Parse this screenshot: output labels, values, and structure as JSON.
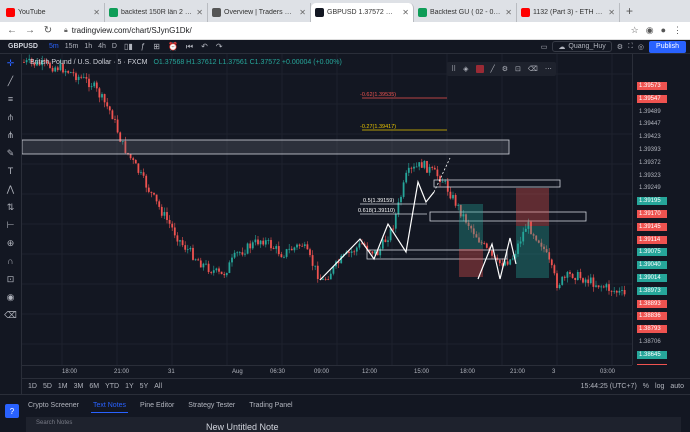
{
  "browser": {
    "tabs": [
      {
        "label": "YouTube",
        "color": "#ff0000"
      },
      {
        "label": "backtest 150R lần 2 - Goog",
        "color": "#0f9d58"
      },
      {
        "label": "Overview | Traders Central",
        "color": "#555555"
      },
      {
        "label": "GBPUSD 1.37572 ▲ +0.42",
        "color": "#131722",
        "active": true
      },
      {
        "label": "Backtest GU ( 02 - 08 - 20",
        "color": "#0f9d58"
      },
      {
        "label": "1132 (Part 3) - ETH B...",
        "color": "#ff0000"
      }
    ],
    "url": "tradingview.com/chart/SJynG1Dk/"
  },
  "topbar": {
    "symbol": "GBPUSD",
    "timeframes": [
      "5m",
      "15m",
      "1h",
      "4h",
      "D"
    ],
    "active_tf": "5m",
    "user": "Quang_Huy",
    "publish": "Publish"
  },
  "legend": {
    "title": "British Pound / U.S. Dollar · 5 · FXCM",
    "ohlc": "O1.37568 H1.37612 L1.37561 C1.37572 +0.00004 (+0.00%)"
  },
  "fib": {
    "l1": "-0.62(1.39535)",
    "l2": "-0.27(1.39417)",
    "l3": "0.5(1.39159)",
    "l4": "0.618(1.39110)"
  },
  "price_axis": [
    "1.39573",
    "1.39547",
    "1.39489",
    "1.39447",
    "1.39423",
    "1.39393",
    "1.39372",
    "1.39323",
    "1.39249",
    "1.39195",
    "1.39170",
    "1.39145",
    "1.39114",
    "1.39075",
    "1.39040",
    "1.39014",
    "1.38973",
    "1.38893",
    "1.38836",
    "1.38793",
    "1.38706",
    "1.38645",
    "1.38598"
  ],
  "time_axis": [
    "18:00",
    "21:00",
    "31",
    "Aug",
    "06:30",
    "09:00",
    "12:00",
    "15:00",
    "18:00",
    "21:00",
    "3",
    "03:00"
  ],
  "ranges": [
    "1D",
    "5D",
    "1M",
    "3M",
    "6M",
    "YTD",
    "1Y",
    "5Y",
    "All"
  ],
  "status": {
    "time": "15:44:25 (UTC+7)",
    "pct": "%",
    "log": "log",
    "auto": "auto"
  },
  "bottom_tabs": [
    "Crypto Screener",
    "Text Notes",
    "Pine Editor",
    "Strategy Tester",
    "Trading Panel"
  ],
  "active_bottom": "Text Notes",
  "panel_title": "New Untitled Note",
  "search_placeholder": "Search Notes",
  "colors": {
    "up": "#26a69a",
    "down": "#ef5350",
    "accent": "#2962ff"
  }
}
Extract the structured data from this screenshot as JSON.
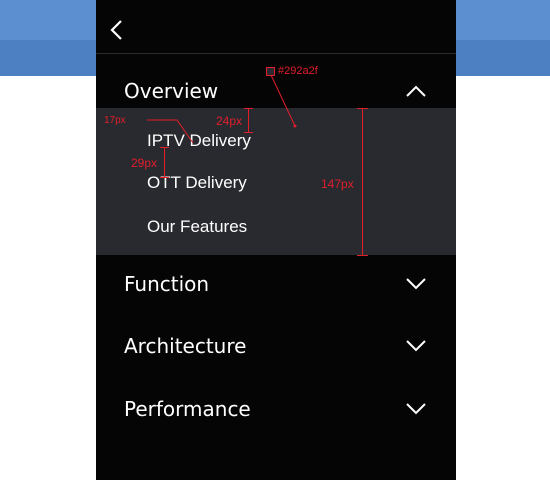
{
  "menu": {
    "items": [
      {
        "label": "Overview",
        "expanded": true
      },
      {
        "label": "Function",
        "expanded": false
      },
      {
        "label": "Architecture",
        "expanded": false
      },
      {
        "label": "Performance",
        "expanded": false
      }
    ],
    "submenu": {
      "items": [
        {
          "label": "IPTV Delivery"
        },
        {
          "label": "OTT Delivery"
        },
        {
          "label": "Our Features"
        }
      ],
      "background": "#292a2f"
    }
  },
  "annotations": {
    "color_label": "#292a2f",
    "font_size_label": "17px",
    "gap_label": "24px",
    "spacing_label": "29px",
    "height_label": "147px"
  },
  "icons": {
    "back": "back-chevron-icon",
    "collapse": "chevron-up-icon",
    "expand": "chevron-down-icon"
  },
  "colors": {
    "panel_bg": "#050505",
    "annotation": "#e21e2b",
    "text": "#ffffff"
  }
}
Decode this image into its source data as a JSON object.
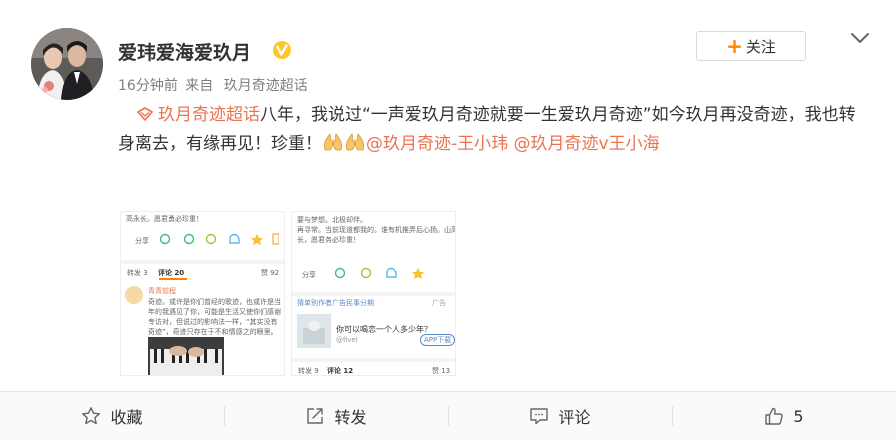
{
  "post": {
    "author": "爱玮爱海爱玖月",
    "time": "16分钟前",
    "source_prefix": "来自",
    "source": "玖月奇迹超话",
    "follow_label": "关注",
    "topic_link": "玖月奇迹超话",
    "text_main": "八年，我说过“一声爱玖月奇迹就要一生爱玖月奇迹”如今玖月再没奇迹，我也转身离去，有缘再见！珍重！",
    "mention_1": "@玖月奇迹-王小玮",
    "mention_2": "@玖月奇迹v王小海"
  },
  "images": {
    "left": {
      "line1": "高永长。愿君勇必珍重！",
      "share": "分享",
      "repost_tab": "转发 3",
      "comment_tab": "评论 20",
      "like_tab": "赞 92",
      "commenter": "青青前程",
      "comment_text_1": "奇迹。或许是你们曾经的歌迹，也或许是当",
      "comment_text_2": "年的我遇见了你，可能是生活又使你们感谢",
      "comment_text_3": "专访对，但说过的影响法一样，“其实没有",
      "comment_text_4": "奇迹”，奇迹只存在于不和情感之的眼里。"
    },
    "right": {
      "line1": "要与梦想。北极却伴。",
      "line2": "再寻常。当前现道都我的。谁有机推弄后心扬。山高水",
      "line3": "长，愿君务必珍重！",
      "share": "分享",
      "ad_title": "猜单别作者广告民事分期",
      "ad_tag": "广告",
      "ad_question": "你可以喝恋一个人多少年？",
      "ad_user": "@fivel",
      "ad_button": "APP下载",
      "repost_tab": "转发 9",
      "comment_tab": "评论 12",
      "like_tab": "赞 13"
    }
  },
  "actions": {
    "favorite": "收藏",
    "repost": "转发",
    "comment": "评论",
    "like": "5"
  },
  "colors": {
    "link": "#eb7350",
    "accent": "#ff8200",
    "badge": "#ffc62a"
  }
}
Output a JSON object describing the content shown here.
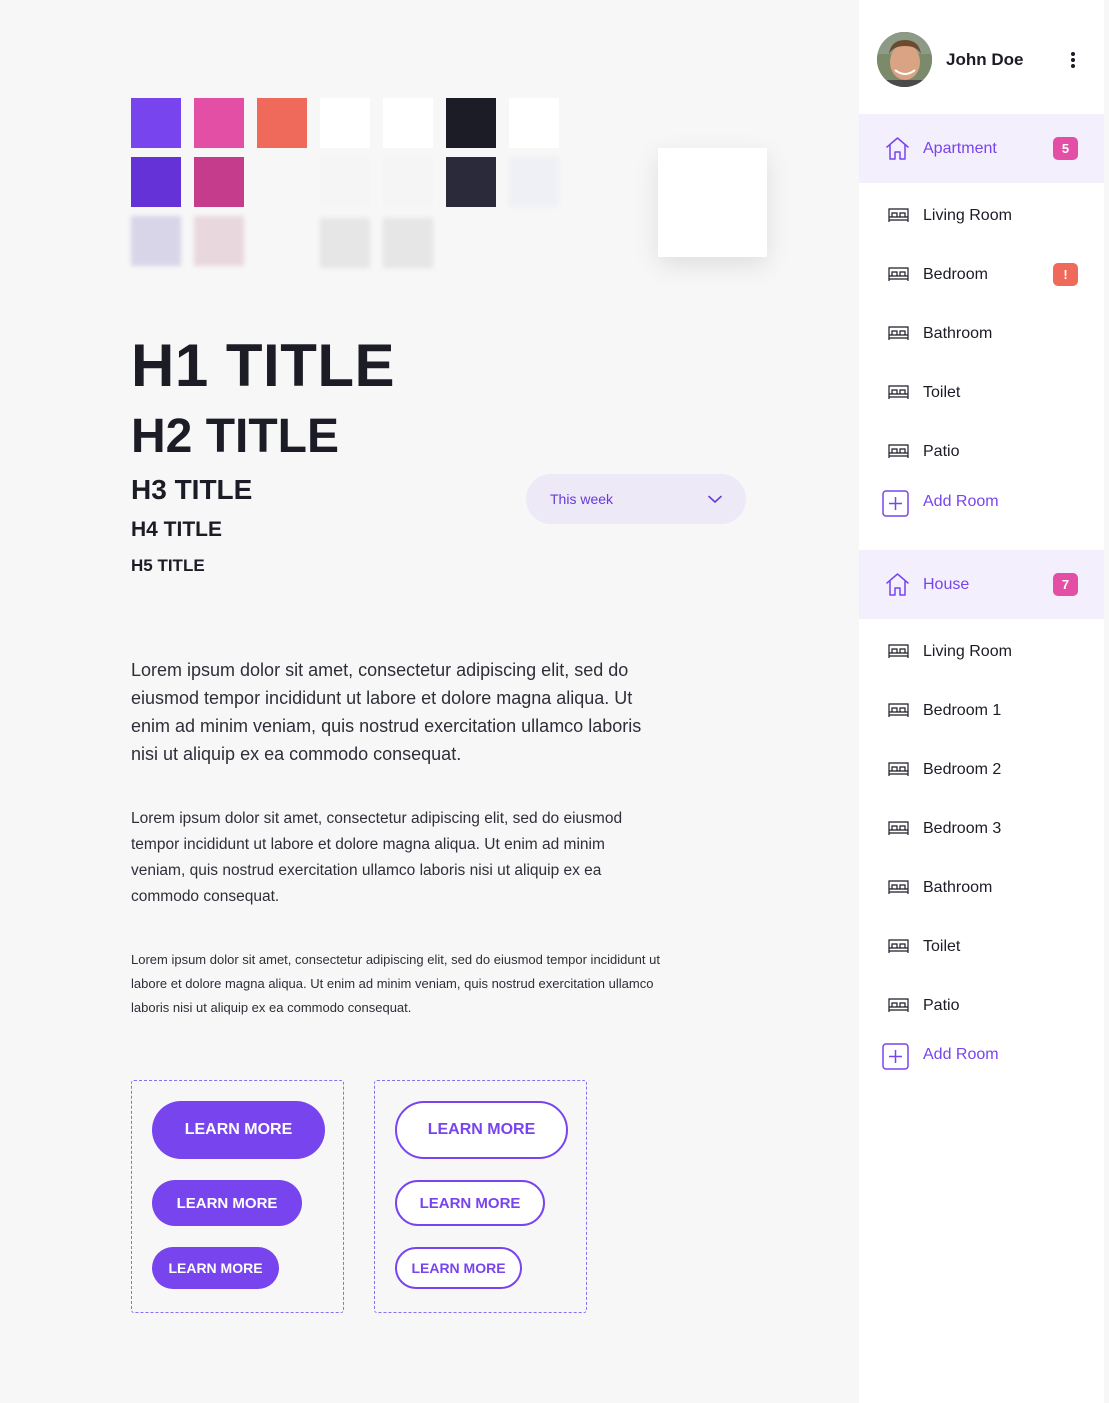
{
  "palette": {
    "purple": "#7844ee",
    "purple_dark": "#6432d6",
    "purple_light": "#d8d5e8",
    "pink": "#e24fa5",
    "pink_dark": "#c43c8b",
    "pink_light": "#e8d8de",
    "coral": "#ef6a5b",
    "white": "#ffffff",
    "off_white": "#f5f5f5",
    "grey_light": "#e6e6e6",
    "black": "#1b1c25",
    "navy": "#2a2a3a",
    "lavender_white": "#eff0f5"
  },
  "titles": {
    "h1": "H1 TITLE",
    "h2": "H2 TITLE",
    "h3": "H3 TITLE",
    "h4": "H4 TITLE",
    "h5": "H5 TITLE"
  },
  "dropdown": {
    "value": "This week",
    "icon": "chevron-down-icon"
  },
  "paragraphs": {
    "large": "Lorem ipsum dolor sit amet, consectetur adipiscing elit, sed do eiusmod tempor incididunt ut labore et dolore magna aliqua. Ut enim ad minim veniam, quis nostrud exercitation ullamco laboris nisi ut aliquip ex ea commodo consequat.",
    "medium": "Lorem ipsum dolor sit amet, consectetur adipiscing elit, sed do eiusmod tempor incididunt ut labore et dolore magna aliqua. Ut enim ad minim veniam, quis nostrud exercitation ullamco laboris nisi ut aliquip ex ea commodo consequat.",
    "small": "Lorem ipsum dolor sit amet, consectetur adipiscing elit, sed do eiusmod tempor incididunt ut labore et dolore magna aliqua. Ut enim ad minim veniam, quis nostrud exercitation ullamco laboris nisi ut aliquip ex ea commodo consequat."
  },
  "buttons": {
    "filled_lg": "LEARN MORE",
    "filled_md": "LEARN MORE",
    "filled_sm": "LEARN MORE",
    "outline_lg": "LEARN MORE",
    "outline_md": "LEARN MORE",
    "outline_sm": "LEARN MORE"
  },
  "sidebar": {
    "user": {
      "name": "John Doe",
      "menu_icon": "more-vertical-icon"
    },
    "groups": [
      {
        "label": "Apartment",
        "icon": "home-icon",
        "badge": "5",
        "rooms": [
          "Living Room",
          "Bedroom",
          "Bathroom",
          "Toilet",
          "Patio"
        ],
        "room_badges": {
          "Bedroom": "!"
        },
        "add_label": "Add Room"
      },
      {
        "label": "House",
        "icon": "home-icon",
        "badge": "7",
        "rooms": [
          "Living Room",
          "Bedroom 1",
          "Bedroom 2",
          "Bedroom 3",
          "Bathroom",
          "Toilet",
          "Patio"
        ],
        "add_label": "Add Room"
      }
    ]
  }
}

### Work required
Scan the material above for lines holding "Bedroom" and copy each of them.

### Result of the task
          "Bedroom",
          "Bedroom": "!"
          "Bedroom 1",
          "Bedroom 2",
          "Bedroom 3",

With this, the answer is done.